Mash said that he believed that Delcheh would stab his father in this chase, since his father was trying to grab his son and was very close to him, according to the report.

Then, Delcheh turned to Mash with the large kitchen knife raised above his head, approximately three feet away from him, according to the report.

Mash then fired eight shots, four of the shots hitting Delcheh and one hitting his father.


Delcheh was pronounced dead at the scene and his father sustained non-life-threatening injuries, according to the report.

Mash will not be prosecuted, the state attorney general’s office announced June 7. The charging decision was made on June 2 by the Howard County State’s Attorney’s Office.

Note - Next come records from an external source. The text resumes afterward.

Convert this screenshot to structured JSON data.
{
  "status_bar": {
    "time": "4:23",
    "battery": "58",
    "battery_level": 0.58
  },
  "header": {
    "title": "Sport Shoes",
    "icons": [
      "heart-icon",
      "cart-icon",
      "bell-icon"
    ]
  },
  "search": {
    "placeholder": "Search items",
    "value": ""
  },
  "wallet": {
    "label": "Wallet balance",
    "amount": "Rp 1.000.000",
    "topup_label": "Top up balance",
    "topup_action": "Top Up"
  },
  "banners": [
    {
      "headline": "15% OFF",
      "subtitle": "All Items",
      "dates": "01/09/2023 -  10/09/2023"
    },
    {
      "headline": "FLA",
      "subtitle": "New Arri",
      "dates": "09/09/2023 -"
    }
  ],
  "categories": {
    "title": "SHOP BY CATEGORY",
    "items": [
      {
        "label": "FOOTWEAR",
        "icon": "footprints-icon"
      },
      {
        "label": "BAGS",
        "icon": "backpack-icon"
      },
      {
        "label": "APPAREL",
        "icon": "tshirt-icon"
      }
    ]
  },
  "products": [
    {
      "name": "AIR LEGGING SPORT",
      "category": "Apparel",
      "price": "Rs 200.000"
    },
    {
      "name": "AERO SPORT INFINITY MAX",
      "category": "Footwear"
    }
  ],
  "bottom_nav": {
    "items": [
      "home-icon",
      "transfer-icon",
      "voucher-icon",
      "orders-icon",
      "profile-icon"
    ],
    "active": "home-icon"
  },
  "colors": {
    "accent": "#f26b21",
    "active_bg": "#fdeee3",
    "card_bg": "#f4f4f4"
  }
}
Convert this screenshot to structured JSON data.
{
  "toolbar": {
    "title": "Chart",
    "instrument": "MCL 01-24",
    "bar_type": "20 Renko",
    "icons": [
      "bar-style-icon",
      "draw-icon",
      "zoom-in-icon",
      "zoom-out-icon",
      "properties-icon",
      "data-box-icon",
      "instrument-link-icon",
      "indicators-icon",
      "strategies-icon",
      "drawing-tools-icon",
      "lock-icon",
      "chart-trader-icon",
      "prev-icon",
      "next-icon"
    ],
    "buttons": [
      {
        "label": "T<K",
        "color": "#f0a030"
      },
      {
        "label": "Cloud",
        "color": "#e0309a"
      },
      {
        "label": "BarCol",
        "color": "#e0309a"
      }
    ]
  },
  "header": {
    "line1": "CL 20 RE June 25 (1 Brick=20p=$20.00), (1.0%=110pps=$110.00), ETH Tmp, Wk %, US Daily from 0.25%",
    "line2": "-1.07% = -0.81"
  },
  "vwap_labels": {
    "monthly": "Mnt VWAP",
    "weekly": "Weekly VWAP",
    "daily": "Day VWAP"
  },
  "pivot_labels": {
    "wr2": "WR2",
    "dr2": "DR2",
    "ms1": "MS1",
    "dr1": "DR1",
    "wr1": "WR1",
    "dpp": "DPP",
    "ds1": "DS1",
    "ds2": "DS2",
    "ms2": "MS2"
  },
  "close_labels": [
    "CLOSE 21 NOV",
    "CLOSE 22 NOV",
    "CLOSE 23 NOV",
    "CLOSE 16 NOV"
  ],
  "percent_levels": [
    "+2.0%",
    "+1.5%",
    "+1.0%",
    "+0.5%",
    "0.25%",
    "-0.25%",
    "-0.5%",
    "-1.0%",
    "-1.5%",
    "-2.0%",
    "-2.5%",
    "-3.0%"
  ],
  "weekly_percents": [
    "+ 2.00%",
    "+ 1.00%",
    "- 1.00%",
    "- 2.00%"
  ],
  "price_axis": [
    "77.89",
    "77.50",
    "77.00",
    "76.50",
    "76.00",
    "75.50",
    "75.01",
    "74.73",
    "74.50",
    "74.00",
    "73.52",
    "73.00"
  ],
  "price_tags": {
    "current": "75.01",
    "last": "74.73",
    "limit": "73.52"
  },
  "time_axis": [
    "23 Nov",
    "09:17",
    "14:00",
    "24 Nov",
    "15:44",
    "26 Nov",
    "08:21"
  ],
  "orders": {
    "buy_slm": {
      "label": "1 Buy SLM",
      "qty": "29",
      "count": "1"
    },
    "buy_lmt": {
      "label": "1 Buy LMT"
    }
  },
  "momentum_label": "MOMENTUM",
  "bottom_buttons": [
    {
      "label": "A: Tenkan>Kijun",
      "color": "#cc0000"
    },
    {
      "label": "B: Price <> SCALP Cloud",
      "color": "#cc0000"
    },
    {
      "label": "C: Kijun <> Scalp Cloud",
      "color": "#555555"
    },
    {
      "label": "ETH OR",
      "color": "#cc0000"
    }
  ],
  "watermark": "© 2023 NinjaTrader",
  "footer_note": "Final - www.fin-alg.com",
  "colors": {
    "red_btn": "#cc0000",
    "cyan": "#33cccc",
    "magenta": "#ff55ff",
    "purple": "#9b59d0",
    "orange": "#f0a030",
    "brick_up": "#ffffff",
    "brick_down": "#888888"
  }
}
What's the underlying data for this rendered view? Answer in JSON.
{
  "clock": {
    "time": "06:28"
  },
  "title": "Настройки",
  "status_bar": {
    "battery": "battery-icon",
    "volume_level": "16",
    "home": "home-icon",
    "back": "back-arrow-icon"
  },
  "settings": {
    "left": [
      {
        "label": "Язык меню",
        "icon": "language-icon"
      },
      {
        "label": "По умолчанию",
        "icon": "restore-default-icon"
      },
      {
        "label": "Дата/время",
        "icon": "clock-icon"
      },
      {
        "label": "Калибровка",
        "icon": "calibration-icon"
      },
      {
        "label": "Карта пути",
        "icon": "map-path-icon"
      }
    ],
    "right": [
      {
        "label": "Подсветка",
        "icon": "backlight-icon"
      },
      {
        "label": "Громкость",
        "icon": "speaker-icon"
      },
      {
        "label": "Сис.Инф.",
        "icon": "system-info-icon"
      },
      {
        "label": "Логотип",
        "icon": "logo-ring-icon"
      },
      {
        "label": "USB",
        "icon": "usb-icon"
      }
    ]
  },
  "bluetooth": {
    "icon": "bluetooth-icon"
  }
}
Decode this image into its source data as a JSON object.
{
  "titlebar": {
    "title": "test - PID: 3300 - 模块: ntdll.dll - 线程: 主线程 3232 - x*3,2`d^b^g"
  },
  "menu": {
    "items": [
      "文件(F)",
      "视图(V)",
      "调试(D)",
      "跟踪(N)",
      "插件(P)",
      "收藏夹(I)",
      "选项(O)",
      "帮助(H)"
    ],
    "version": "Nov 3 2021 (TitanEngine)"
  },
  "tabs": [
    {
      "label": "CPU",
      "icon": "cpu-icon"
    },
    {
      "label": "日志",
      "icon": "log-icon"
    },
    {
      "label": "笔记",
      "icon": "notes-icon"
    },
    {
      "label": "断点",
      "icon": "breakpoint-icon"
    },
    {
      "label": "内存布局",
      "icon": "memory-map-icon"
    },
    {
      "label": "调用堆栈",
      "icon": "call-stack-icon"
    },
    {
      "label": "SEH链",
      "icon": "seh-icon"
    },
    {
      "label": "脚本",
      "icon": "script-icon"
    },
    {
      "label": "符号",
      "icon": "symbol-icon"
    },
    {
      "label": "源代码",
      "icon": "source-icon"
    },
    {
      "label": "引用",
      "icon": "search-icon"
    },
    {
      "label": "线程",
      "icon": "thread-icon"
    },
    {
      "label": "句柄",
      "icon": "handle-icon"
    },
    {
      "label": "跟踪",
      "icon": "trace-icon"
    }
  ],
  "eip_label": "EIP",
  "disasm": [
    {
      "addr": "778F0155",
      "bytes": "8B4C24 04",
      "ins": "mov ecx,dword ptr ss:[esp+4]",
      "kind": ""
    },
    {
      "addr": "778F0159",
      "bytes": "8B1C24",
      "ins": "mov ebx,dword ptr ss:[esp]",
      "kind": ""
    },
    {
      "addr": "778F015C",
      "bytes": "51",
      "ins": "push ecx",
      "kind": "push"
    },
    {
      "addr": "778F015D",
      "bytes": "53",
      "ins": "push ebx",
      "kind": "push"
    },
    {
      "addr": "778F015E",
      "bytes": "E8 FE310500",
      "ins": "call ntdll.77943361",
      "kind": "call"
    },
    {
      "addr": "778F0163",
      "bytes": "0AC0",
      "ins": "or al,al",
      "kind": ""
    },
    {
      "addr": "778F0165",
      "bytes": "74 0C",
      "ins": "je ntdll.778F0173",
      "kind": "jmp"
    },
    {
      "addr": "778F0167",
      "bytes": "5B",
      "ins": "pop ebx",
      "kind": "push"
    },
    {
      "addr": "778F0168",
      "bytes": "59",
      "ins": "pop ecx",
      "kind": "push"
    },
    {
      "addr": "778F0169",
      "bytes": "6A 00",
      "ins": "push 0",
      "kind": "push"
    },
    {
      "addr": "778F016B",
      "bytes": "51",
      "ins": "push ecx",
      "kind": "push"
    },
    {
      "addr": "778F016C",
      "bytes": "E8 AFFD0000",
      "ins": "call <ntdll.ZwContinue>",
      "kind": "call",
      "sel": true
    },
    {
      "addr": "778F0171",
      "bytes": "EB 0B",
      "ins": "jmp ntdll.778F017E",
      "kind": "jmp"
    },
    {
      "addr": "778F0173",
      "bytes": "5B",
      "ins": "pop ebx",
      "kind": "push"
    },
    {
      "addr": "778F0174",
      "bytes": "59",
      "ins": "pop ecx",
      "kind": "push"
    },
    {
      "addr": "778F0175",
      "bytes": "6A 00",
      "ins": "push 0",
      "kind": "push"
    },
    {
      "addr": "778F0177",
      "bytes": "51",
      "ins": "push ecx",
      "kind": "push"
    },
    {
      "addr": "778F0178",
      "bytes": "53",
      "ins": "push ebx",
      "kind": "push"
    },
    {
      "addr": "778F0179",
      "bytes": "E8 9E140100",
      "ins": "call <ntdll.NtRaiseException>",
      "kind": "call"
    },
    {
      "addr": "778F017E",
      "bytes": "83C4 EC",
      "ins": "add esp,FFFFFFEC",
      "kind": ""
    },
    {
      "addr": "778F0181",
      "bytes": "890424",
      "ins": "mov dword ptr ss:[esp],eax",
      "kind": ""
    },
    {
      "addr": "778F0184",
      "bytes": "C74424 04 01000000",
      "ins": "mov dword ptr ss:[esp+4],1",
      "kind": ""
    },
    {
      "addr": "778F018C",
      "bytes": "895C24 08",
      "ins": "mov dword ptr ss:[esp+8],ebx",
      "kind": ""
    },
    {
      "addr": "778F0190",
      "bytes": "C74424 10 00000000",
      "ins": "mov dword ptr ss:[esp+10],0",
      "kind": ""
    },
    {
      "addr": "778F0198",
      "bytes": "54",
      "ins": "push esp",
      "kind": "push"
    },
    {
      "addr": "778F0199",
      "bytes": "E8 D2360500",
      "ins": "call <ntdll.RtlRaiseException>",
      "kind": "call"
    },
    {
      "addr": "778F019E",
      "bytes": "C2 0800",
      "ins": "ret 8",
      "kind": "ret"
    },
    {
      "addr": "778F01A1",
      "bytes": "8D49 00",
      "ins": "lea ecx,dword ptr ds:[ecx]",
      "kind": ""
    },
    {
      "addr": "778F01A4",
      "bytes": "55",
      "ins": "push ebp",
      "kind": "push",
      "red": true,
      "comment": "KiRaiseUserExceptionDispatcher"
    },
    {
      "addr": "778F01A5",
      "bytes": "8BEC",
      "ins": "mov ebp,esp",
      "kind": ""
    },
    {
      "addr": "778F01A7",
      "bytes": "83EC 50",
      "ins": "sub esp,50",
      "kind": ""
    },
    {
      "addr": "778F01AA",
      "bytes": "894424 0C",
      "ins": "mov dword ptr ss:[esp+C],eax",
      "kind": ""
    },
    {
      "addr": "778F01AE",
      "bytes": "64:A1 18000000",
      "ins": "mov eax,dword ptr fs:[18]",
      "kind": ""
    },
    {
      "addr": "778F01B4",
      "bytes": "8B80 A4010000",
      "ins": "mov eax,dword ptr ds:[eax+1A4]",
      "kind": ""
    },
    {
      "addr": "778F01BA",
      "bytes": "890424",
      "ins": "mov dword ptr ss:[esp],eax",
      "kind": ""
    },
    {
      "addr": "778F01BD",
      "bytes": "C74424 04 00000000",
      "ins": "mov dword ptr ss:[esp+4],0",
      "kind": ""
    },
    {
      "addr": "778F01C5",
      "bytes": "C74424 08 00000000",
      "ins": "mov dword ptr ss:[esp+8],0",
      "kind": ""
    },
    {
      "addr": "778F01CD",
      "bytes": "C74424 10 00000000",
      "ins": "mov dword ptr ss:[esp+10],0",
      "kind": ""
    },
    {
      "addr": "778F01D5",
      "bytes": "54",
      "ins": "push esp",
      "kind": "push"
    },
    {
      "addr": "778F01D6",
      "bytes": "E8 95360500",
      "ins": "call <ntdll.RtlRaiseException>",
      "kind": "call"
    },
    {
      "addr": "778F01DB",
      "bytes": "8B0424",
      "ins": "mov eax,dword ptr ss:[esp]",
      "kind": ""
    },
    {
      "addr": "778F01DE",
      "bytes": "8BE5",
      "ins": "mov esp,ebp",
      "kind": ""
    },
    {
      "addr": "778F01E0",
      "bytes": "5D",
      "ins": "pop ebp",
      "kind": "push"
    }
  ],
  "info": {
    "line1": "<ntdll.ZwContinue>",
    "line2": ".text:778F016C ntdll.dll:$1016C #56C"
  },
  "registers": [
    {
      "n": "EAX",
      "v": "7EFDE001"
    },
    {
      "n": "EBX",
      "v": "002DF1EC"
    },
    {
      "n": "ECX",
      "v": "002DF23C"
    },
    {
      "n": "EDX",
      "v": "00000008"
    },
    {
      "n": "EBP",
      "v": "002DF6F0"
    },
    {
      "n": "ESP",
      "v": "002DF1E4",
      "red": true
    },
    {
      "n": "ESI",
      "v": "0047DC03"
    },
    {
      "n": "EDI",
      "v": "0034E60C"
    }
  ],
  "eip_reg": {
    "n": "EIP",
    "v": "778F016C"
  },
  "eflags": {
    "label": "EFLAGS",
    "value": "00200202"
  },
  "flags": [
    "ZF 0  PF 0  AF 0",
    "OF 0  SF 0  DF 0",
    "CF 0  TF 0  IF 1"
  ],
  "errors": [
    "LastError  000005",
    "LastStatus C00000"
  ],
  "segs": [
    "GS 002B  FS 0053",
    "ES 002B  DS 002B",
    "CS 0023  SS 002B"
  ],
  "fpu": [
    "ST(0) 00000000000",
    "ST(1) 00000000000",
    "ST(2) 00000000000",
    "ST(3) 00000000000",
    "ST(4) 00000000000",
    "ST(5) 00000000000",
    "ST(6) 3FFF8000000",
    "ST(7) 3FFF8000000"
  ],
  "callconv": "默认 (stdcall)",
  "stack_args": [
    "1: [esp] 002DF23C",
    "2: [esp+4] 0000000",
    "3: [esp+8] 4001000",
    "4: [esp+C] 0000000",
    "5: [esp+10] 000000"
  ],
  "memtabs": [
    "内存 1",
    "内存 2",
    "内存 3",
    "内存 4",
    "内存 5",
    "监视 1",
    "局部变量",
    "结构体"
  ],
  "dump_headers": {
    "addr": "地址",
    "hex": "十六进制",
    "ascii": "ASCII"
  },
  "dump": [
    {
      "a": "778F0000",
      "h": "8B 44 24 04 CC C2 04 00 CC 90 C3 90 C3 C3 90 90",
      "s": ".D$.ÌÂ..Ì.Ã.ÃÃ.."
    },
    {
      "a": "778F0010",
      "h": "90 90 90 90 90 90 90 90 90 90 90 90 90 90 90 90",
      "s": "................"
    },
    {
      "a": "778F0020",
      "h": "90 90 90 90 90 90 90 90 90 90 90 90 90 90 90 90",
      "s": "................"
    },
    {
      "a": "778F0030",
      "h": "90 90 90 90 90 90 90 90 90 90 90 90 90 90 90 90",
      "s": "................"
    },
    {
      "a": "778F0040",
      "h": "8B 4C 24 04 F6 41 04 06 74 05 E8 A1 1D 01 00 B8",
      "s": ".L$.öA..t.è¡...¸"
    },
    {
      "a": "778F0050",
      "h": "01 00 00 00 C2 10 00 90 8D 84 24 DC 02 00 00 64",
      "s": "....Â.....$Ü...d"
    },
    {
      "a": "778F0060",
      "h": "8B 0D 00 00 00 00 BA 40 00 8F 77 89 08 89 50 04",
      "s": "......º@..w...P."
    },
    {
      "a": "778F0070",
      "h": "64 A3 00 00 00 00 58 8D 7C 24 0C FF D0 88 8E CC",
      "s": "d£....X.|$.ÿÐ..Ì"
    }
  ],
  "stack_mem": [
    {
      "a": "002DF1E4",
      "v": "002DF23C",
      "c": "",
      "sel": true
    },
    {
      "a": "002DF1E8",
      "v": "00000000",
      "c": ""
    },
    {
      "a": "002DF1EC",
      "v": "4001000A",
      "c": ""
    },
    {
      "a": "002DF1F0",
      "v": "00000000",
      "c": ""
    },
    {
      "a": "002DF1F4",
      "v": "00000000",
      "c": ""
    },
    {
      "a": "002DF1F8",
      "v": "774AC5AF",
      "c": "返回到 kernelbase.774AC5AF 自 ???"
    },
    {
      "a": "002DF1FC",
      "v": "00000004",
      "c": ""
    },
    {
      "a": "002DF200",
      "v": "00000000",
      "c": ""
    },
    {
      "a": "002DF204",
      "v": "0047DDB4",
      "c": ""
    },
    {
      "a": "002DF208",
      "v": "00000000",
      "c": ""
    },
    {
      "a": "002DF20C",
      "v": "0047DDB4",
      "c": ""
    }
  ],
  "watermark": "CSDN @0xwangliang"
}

Montgomery County and Howard County state’s attorneys have an agreement to review officer-involved civilian fatalities in each other’s jurisdictions. Starting Oct. 1 of this year, the state Attorney General’s Office will have charging authority.


Also, The Office of the Attorney General’s Independent Investigations Division has been investigating the shooting in coordination with the Federal Bureau of Investigations (FBI) because the incident involved a member of a federal police task force. However, the FBI did not contribute to the writing or legal analysis of the report directly, according to a news release.

Mash was one of 10 officers assigned to the U.S. Marshals Capital Area Regional Fugitive Task Force serving a warrant for Delcheh on July 20, 2022, at the Gaithersburg townhome.

Mash was placed on paid administrative leave while the investigation was conducted. At the time of the shooting, he had been with the department for around nine years, according to the IID report.


Since he returned from administrative leave, he has been working in a non-law enforcement capacity, Lehman said. He will continue working in this capacity until the Montgomery County Sheriff’s Office concludes their administrative investigation, which will determine if Mash receives any disciplinary action from the department, Lehman said.

The investigation should conclude “very soon,” Lehman added.